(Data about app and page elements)

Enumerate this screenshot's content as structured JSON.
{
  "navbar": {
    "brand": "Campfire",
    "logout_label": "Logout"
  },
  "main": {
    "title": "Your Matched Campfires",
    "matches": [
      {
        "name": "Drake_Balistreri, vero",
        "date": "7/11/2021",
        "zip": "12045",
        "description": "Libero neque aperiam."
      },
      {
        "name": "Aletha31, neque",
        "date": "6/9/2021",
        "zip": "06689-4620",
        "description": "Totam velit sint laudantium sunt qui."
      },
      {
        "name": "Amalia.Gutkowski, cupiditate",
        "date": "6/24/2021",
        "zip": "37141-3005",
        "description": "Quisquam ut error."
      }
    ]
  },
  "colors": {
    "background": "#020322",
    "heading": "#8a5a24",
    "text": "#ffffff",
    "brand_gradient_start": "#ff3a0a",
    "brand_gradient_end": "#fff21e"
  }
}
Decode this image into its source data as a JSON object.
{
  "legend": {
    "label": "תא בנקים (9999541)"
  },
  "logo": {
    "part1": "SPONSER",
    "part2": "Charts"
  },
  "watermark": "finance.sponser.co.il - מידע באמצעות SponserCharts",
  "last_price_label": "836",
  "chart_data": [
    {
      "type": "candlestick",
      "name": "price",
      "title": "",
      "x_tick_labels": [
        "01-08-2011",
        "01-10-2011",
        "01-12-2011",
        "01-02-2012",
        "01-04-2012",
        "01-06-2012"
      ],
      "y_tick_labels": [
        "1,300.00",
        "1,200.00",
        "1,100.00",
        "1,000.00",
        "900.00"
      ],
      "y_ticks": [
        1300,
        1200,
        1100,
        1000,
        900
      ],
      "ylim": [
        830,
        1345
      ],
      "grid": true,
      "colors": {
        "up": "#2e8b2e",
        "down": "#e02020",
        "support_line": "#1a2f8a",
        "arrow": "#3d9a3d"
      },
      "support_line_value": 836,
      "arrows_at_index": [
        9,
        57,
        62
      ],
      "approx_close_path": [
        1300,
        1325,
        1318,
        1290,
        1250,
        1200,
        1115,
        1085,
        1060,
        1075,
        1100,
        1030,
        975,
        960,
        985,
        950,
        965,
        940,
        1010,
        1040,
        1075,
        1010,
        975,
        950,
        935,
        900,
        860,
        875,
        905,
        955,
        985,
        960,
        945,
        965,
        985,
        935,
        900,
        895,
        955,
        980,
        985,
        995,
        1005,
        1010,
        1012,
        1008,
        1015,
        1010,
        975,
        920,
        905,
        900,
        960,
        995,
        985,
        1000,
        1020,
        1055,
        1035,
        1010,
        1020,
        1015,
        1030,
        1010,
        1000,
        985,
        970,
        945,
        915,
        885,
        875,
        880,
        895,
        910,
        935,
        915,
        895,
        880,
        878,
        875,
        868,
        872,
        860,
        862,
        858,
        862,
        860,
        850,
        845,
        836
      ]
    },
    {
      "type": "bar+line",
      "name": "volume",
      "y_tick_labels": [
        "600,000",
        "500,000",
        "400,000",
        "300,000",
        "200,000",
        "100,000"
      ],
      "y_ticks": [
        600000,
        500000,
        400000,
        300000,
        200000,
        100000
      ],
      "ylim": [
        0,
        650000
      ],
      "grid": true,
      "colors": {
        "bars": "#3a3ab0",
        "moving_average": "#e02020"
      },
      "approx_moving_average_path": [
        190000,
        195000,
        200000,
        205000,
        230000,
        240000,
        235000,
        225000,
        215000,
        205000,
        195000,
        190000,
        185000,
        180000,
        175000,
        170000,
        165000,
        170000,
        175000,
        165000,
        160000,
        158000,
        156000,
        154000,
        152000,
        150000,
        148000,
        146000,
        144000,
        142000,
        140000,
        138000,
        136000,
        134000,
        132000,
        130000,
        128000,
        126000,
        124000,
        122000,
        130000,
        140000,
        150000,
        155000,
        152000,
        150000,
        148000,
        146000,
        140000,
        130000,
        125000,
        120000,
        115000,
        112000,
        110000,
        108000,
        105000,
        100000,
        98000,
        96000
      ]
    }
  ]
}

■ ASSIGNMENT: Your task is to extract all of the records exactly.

■ WRITTEN REPLY:
Enumerate this screenshot's content as structured JSON.
{
  "navbar": {
    "brand": "Campfire",
    "logout_label": "Logout"
  },
  "main": {
    "title": "Your Matched Campfires",
    "matches": [
      {
        "name": "Drake_Balistreri, vero",
        "date": "7/11/2021",
        "zip": "12045",
        "description": "Libero neque aperiam."
      },
      {
        "name": "Aletha31, neque",
        "date": "6/9/2021",
        "zip": "06689-4620",
        "description": "Totam velit sint laudantium sunt qui."
      },
      {
        "name": "Amalia.Gutkowski, cupiditate",
        "date": "6/24/2021",
        "zip": "37141-3005",
        "description": "Quisquam ut error."
      }
    ]
  },
  "colors": {
    "background": "#020322",
    "heading": "#8a5a24",
    "text": "#ffffff",
    "brand_gradient_start": "#ff3a0a",
    "brand_gradient_end": "#fff21e"
  }
}
Decode this image into its source data as a JSON object.
{
  "legend": {
    "label": "תא בנקים (9999541)"
  },
  "logo": {
    "part1": "SPONSER",
    "part2": "Charts"
  },
  "watermark": "finance.sponser.co.il - מידע באמצעות SponserCharts",
  "last_price_label": "836",
  "chart_data": [
    {
      "type": "candlestick",
      "name": "price",
      "title": "",
      "x_tick_labels": [
        "01-08-2011",
        "01-10-2011",
        "01-12-2011",
        "01-02-2012",
        "01-04-2012",
        "01-06-2012"
      ],
      "y_tick_labels": [
        "1,300.00",
        "1,200.00",
        "1,100.00",
        "1,000.00",
        "900.00"
      ],
      "y_ticks": [
        1300,
        1200,
        1100,
        1000,
        900
      ],
      "ylim": [
        830,
        1345
      ],
      "grid": true,
      "colors": {
        "up": "#2e8b2e",
        "down": "#e02020",
        "support_line": "#1a2f8a",
        "arrow": "#3d9a3d"
      },
      "support_line_value": 836,
      "arrows_at_index": [
        9,
        57,
        62
      ],
      "approx_close_path": [
        1300,
        1325,
        1318,
        1290,
        1250,
        1200,
        1115,
        1085,
        1060,
        1075,
        1100,
        1030,
        975,
        960,
        985,
        950,
        965,
        940,
        1010,
        1040,
        1075,
        1010,
        975,
        950,
        935,
        900,
        860,
        875,
        905,
        955,
        985,
        960,
        945,
        965,
        985,
        935,
        900,
        895,
        955,
        980,
        985,
        995,
        1005,
        1010,
        1012,
        1008,
        1015,
        1010,
        975,
        920,
        905,
        900,
        960,
        995,
        985,
        1000,
        1020,
        1055,
        1035,
        1010,
        1020,
        1015,
        1030,
        1010,
        1000,
        985,
        970,
        945,
        915,
        885,
        875,
        880,
        895,
        910,
        935,
        915,
        895,
        880,
        878,
        875,
        868,
        872,
        860,
        862,
        858,
        862,
        860,
        850,
        845,
        836
      ]
    },
    {
      "type": "bar+line",
      "name": "volume",
      "y_tick_labels": [
        "600,000",
        "500,000",
        "400,000",
        "300,000",
        "200,000",
        "100,000"
      ],
      "y_ticks": [
        600000,
        500000,
        400000,
        300000,
        200000,
        100000
      ],
      "ylim": [
        0,
        650000
      ],
      "grid": true,
      "colors": {
        "bars": "#3a3ab0",
        "moving_average": "#e02020"
      },
      "approx_moving_average_path": [
        190000,
        195000,
        200000,
        205000,
        230000,
        240000,
        235000,
        225000,
        215000,
        205000,
        195000,
        190000,
        185000,
        180000,
        175000,
        170000,
        165000,
        170000,
        175000,
        165000,
        160000,
        158000,
        156000,
        154000,
        152000,
        150000,
        148000,
        146000,
        144000,
        142000,
        140000,
        138000,
        136000,
        134000,
        132000,
        130000,
        128000,
        126000,
        124000,
        122000,
        130000,
        140000,
        150000,
        155000,
        152000,
        150000,
        148000,
        146000,
        140000,
        130000,
        125000,
        120000,
        115000,
        112000,
        110000,
        108000,
        105000,
        100000,
        98000,
        96000
      ]
    }
  ]
}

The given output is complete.